Find every line with the string "username" in the material below and copy it.
==*==
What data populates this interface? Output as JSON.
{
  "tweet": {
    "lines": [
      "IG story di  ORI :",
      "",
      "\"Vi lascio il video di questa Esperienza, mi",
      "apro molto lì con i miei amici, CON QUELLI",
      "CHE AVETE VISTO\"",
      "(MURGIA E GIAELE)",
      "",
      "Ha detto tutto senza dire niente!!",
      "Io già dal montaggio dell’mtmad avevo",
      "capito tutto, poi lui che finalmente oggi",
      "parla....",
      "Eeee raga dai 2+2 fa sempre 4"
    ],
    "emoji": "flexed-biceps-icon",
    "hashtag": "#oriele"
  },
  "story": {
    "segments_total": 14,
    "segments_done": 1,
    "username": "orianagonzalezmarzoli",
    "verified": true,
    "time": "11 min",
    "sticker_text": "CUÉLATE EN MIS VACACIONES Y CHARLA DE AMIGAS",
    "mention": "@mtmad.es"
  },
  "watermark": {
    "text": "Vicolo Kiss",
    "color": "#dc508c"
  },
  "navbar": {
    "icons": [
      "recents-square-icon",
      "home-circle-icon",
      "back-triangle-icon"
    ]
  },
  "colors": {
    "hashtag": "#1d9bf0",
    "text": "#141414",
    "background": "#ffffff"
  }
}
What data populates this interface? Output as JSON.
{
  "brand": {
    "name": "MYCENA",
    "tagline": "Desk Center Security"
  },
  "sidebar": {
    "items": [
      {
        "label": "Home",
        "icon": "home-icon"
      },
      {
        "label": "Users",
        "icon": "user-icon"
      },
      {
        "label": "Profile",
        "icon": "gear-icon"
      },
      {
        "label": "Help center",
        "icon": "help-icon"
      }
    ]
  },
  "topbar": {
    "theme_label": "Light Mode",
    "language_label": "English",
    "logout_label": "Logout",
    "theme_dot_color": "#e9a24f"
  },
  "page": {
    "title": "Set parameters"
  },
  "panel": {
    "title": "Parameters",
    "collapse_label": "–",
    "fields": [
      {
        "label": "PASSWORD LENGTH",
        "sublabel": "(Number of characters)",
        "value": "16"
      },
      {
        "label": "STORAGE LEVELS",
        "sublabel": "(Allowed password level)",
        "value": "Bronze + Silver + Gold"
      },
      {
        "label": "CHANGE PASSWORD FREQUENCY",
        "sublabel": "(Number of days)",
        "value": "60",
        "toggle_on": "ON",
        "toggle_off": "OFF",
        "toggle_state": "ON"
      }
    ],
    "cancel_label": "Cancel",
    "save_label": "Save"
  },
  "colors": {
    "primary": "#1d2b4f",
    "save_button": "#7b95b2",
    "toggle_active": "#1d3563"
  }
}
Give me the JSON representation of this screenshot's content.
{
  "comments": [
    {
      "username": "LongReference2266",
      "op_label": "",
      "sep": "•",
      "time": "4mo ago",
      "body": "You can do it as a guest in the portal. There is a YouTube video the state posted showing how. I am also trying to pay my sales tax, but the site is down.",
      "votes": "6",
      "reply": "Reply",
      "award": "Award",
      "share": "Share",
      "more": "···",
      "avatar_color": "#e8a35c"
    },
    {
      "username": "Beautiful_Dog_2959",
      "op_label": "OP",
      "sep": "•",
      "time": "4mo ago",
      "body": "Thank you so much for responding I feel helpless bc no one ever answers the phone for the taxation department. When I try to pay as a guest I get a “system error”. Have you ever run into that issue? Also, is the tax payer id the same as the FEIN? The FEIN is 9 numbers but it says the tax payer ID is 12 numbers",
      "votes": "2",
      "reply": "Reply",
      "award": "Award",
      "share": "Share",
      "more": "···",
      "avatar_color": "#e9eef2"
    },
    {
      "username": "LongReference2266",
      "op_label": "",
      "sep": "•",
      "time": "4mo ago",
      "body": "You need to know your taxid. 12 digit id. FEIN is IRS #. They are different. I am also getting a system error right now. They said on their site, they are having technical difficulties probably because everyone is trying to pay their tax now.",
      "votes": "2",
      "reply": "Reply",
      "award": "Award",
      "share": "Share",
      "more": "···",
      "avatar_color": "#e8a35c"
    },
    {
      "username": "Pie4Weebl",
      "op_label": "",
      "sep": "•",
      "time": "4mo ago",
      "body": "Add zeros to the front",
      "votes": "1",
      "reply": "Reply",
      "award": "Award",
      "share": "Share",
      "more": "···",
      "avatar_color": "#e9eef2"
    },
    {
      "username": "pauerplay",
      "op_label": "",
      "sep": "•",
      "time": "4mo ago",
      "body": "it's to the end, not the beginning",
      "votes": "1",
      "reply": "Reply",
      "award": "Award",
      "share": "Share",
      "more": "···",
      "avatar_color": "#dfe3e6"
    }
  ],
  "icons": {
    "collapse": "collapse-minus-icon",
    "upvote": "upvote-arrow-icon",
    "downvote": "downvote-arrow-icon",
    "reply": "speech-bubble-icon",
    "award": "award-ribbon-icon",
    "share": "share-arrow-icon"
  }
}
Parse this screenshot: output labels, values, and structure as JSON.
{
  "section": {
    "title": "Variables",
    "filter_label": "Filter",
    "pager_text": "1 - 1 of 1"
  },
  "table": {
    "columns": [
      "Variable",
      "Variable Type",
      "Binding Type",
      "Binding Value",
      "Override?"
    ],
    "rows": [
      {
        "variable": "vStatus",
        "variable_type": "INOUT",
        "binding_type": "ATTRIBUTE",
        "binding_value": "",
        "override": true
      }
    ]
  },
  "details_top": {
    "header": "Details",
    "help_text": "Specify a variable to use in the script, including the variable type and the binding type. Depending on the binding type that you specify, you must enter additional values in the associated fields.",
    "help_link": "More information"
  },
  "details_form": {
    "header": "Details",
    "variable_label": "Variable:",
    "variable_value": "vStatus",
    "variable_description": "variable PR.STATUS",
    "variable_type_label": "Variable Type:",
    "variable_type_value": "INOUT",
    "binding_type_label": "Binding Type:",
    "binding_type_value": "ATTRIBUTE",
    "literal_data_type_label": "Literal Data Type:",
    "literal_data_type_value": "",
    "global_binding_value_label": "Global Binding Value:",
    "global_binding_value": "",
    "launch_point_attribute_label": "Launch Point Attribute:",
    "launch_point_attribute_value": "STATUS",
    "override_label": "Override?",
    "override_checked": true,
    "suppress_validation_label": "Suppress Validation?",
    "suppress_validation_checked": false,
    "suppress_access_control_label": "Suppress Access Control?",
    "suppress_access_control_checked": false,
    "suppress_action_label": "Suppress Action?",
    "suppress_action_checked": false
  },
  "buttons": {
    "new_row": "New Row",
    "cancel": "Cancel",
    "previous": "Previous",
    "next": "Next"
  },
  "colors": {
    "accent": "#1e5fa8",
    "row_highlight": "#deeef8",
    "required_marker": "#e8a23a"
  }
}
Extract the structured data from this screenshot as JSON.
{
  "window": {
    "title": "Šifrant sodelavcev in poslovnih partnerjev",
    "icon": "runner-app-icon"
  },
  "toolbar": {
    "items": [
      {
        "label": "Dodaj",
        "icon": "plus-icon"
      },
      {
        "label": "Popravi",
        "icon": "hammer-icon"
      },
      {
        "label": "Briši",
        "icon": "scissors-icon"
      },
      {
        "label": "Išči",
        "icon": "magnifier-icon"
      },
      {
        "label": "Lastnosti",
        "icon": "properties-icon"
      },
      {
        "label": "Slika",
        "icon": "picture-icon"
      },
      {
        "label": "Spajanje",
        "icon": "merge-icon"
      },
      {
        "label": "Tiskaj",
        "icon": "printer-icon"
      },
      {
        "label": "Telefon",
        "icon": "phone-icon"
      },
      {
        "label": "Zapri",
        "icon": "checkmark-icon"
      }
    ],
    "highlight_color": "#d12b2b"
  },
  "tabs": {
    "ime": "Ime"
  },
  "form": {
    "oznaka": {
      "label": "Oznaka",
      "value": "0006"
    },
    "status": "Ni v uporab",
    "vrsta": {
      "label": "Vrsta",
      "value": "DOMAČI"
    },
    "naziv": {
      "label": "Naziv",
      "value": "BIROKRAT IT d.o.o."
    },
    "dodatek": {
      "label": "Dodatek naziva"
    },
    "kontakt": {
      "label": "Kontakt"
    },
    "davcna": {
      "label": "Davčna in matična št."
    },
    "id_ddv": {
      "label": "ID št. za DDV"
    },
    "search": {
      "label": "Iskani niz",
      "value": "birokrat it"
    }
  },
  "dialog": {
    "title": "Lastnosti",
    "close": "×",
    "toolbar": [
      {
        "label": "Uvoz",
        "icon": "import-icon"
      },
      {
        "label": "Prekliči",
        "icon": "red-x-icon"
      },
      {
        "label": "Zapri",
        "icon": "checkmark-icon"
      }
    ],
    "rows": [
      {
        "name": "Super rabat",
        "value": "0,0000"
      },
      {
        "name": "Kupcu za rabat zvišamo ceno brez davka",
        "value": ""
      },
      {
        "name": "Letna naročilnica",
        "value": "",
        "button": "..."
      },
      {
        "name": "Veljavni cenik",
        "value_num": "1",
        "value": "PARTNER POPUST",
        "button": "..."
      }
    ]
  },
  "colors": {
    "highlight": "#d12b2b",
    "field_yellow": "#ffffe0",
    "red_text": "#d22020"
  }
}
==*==
Task output:
    "username": "orianagonzalezmarzoli",
      "username": "LongReference2266",
      "username": "Beautiful_Dog_2959",
      "username": "LongReference2266",
      "username": "Pie4Weebl",
      "username": "pauerplay",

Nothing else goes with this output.